Please state how many lines of the data below contain the word "Settings", offering nothing besides the number.

**Recorded data**.
--- START ---
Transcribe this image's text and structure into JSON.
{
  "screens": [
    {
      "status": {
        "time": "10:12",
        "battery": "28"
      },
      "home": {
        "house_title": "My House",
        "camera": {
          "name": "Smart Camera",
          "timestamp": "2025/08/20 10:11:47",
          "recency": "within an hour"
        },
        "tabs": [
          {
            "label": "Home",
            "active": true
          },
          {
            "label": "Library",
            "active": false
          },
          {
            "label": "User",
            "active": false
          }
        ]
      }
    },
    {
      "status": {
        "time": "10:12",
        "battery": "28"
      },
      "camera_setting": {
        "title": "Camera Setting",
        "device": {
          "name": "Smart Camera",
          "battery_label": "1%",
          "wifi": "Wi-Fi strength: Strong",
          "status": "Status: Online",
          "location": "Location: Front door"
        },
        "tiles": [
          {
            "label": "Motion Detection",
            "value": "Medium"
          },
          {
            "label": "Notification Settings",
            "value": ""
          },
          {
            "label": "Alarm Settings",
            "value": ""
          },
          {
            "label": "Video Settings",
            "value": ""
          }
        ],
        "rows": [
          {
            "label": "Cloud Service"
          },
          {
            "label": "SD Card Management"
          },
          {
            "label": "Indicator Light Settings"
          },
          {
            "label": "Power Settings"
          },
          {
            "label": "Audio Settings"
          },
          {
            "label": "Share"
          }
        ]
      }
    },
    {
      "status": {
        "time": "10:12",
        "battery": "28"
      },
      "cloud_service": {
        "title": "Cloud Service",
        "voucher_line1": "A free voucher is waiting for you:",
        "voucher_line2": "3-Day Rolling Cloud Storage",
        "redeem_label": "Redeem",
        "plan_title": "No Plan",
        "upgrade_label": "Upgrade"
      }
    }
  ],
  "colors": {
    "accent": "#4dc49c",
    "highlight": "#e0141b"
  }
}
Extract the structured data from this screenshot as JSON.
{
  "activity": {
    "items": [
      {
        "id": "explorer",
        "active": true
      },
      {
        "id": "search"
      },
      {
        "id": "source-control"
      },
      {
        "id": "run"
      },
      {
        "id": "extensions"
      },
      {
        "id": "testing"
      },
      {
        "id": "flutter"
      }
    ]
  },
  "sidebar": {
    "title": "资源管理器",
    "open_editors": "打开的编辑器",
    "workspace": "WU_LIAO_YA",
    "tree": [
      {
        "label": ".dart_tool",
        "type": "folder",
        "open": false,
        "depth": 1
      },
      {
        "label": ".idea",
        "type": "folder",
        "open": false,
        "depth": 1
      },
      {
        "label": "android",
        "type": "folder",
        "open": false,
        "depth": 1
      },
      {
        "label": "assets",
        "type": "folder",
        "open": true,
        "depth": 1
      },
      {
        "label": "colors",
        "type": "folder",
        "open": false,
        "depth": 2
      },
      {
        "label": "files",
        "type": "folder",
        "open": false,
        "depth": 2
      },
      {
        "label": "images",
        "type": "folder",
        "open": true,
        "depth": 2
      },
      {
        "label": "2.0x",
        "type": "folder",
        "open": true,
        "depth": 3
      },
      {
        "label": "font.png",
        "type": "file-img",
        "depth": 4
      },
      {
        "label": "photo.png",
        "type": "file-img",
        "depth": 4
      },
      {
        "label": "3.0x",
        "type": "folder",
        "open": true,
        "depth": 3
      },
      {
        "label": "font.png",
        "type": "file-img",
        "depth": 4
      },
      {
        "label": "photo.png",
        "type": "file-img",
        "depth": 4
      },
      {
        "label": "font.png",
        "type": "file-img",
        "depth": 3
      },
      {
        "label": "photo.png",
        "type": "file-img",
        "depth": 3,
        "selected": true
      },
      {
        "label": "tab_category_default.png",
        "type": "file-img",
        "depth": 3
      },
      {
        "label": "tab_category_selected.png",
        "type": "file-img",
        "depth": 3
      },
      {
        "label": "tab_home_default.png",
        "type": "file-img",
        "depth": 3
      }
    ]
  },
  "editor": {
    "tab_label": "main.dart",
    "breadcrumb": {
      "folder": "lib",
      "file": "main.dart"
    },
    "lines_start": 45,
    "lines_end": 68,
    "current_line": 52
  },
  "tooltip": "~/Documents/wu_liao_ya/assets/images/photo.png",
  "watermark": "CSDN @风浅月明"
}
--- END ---
**Written answer**.
6